▶ **Records for processing**:
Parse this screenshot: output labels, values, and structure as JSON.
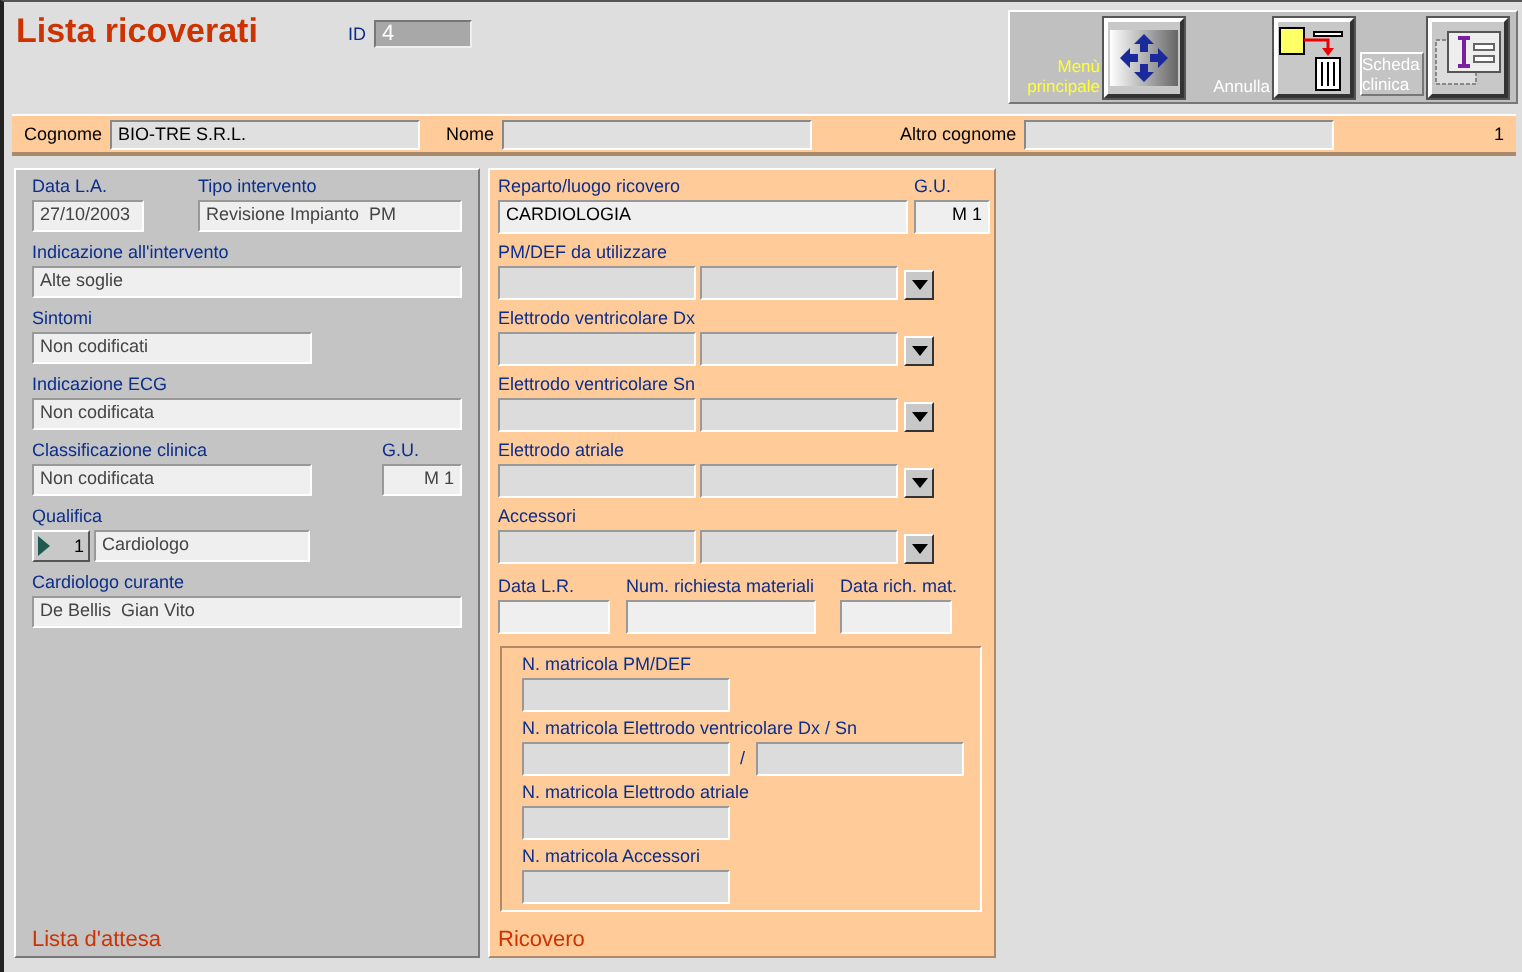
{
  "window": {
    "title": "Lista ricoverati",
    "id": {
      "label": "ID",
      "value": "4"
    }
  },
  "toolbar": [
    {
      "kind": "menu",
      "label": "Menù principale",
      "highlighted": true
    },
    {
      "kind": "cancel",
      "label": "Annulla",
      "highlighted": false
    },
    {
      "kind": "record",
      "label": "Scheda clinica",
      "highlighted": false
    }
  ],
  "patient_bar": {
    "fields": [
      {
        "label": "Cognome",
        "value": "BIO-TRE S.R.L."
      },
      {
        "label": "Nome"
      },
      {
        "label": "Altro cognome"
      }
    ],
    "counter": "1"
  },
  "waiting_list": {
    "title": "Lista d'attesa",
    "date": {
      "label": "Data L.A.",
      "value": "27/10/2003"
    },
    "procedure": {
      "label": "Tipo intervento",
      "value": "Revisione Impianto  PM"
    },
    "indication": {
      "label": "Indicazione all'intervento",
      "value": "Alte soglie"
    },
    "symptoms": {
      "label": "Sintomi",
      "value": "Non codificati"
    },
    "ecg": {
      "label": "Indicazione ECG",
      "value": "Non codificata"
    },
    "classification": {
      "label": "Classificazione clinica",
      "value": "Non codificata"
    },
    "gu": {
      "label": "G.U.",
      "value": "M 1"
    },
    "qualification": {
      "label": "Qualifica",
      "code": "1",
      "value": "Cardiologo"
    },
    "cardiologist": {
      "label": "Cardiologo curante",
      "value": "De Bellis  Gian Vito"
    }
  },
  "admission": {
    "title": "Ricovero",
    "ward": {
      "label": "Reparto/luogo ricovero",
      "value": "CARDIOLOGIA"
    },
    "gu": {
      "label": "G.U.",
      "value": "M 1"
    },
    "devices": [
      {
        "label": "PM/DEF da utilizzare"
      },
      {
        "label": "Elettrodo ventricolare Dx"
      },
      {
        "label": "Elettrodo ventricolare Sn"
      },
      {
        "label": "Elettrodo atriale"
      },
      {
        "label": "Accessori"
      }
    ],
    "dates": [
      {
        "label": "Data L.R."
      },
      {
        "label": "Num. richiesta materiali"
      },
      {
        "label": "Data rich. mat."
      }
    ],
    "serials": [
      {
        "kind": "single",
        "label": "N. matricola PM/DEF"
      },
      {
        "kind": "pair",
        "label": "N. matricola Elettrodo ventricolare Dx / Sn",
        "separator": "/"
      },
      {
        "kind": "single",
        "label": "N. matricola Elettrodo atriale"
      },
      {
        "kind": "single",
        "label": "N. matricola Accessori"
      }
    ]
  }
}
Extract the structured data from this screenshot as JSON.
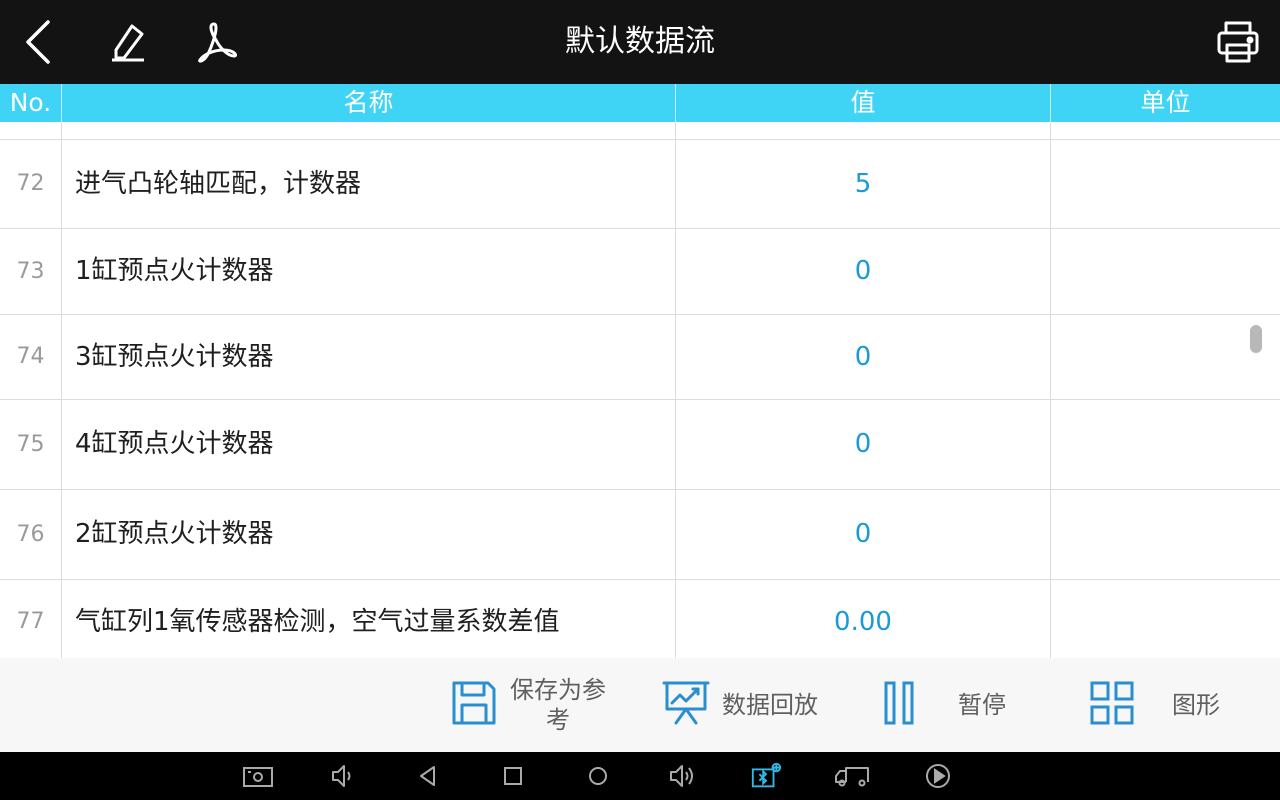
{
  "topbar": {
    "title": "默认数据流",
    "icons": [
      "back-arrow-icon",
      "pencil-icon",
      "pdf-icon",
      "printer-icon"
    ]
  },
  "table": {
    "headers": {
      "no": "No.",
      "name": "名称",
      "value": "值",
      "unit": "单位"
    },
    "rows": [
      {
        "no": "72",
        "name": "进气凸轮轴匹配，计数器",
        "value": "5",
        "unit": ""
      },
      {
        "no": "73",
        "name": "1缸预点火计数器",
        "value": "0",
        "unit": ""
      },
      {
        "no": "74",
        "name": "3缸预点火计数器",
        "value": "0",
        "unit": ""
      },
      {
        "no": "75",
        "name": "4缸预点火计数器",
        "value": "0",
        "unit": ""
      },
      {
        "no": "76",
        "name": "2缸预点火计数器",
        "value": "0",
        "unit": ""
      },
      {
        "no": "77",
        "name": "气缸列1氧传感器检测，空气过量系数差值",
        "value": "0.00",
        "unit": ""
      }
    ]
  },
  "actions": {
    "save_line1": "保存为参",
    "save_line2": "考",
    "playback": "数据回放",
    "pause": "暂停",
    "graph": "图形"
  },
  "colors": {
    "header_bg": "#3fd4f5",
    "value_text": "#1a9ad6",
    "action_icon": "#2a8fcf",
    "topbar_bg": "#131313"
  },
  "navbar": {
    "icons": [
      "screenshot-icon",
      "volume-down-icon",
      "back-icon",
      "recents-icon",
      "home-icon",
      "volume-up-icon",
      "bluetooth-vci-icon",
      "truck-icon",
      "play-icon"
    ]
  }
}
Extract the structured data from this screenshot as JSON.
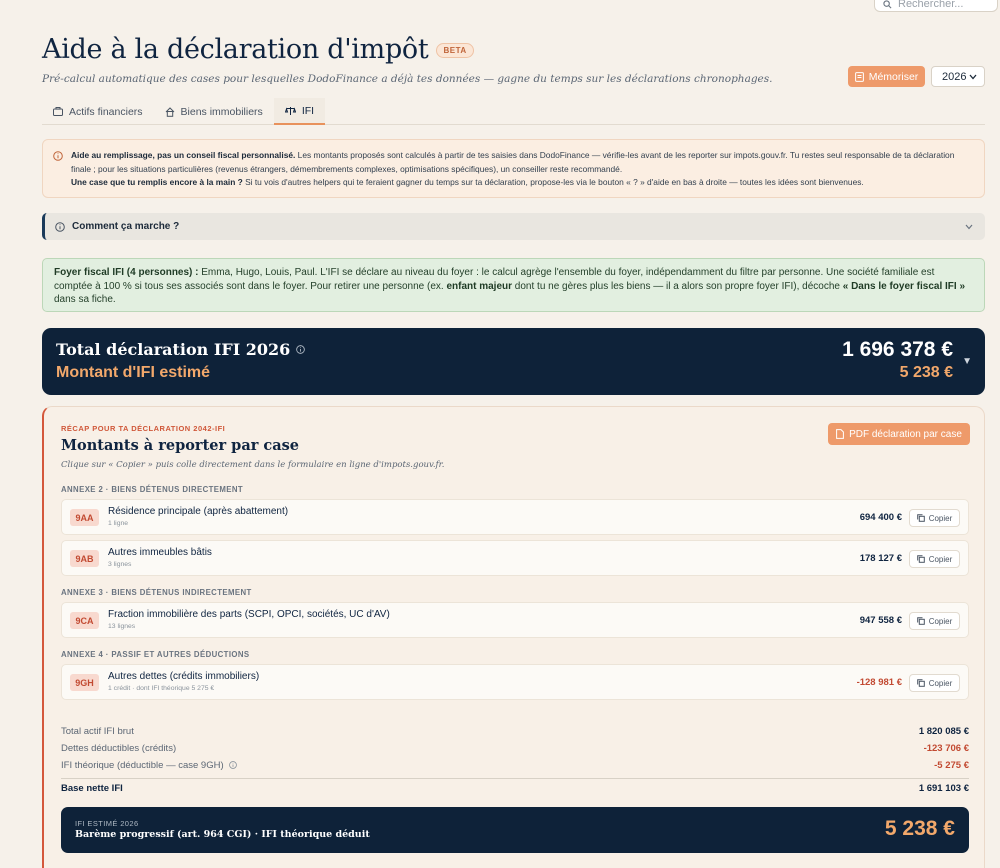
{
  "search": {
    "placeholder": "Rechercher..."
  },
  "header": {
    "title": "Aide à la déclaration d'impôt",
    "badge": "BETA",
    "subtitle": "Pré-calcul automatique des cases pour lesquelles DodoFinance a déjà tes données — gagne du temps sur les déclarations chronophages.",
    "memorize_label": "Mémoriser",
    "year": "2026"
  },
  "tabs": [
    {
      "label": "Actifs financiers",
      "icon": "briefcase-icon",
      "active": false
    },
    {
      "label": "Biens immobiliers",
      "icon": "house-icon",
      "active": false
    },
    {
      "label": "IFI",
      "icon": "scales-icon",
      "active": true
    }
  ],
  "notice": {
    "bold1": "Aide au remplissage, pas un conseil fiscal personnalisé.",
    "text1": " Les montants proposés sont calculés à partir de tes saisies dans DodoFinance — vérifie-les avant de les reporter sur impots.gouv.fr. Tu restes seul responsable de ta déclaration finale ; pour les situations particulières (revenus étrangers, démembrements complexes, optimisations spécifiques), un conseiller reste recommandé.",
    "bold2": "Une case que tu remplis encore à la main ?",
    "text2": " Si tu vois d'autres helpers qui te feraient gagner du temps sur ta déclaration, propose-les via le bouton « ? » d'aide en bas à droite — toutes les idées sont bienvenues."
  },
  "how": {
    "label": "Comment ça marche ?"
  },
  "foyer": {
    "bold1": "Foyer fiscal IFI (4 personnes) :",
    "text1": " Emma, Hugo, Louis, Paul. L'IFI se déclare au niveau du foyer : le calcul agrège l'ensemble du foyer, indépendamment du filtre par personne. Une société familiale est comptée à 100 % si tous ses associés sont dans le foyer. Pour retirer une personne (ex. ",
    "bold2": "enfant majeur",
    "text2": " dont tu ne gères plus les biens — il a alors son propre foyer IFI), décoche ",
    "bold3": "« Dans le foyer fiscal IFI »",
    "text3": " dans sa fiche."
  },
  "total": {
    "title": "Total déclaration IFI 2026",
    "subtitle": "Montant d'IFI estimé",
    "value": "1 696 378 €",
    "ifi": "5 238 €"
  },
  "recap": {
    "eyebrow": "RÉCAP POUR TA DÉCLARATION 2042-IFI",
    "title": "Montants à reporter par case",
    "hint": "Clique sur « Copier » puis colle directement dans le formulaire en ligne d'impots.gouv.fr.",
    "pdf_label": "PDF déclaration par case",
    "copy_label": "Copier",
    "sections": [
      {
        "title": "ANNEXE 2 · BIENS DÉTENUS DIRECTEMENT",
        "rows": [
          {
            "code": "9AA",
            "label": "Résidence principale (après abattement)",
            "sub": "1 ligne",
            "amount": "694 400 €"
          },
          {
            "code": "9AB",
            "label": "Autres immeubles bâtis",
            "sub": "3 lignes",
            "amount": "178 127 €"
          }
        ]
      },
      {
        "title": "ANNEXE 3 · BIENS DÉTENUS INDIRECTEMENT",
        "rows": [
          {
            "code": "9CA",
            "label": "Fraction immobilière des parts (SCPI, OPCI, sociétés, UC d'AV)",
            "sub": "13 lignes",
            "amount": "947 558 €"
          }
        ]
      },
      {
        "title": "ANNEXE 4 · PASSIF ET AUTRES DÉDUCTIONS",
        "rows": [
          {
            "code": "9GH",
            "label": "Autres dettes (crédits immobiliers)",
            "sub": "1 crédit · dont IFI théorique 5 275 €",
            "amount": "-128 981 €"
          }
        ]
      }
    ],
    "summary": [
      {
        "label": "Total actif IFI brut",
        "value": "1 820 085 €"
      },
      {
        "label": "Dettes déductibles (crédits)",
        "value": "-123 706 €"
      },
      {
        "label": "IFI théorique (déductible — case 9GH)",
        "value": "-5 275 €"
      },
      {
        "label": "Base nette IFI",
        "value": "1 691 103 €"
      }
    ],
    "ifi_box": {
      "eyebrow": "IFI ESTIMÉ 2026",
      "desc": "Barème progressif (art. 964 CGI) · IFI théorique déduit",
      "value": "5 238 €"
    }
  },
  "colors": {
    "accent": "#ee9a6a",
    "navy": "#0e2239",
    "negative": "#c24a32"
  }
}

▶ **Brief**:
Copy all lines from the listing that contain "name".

▶ **Answer to this problem**:
      "name": "名称",
        "name": "进气凸轮轴匹配，计数器",
        "name": "1缸预点火计数器",
        "name": "3缸预点火计数器",
        "name": "4缸预点火计数器",
        "name": "2缸预点火计数器",
        "name": "气缸列1氧传感器检测，空气过量系数差值",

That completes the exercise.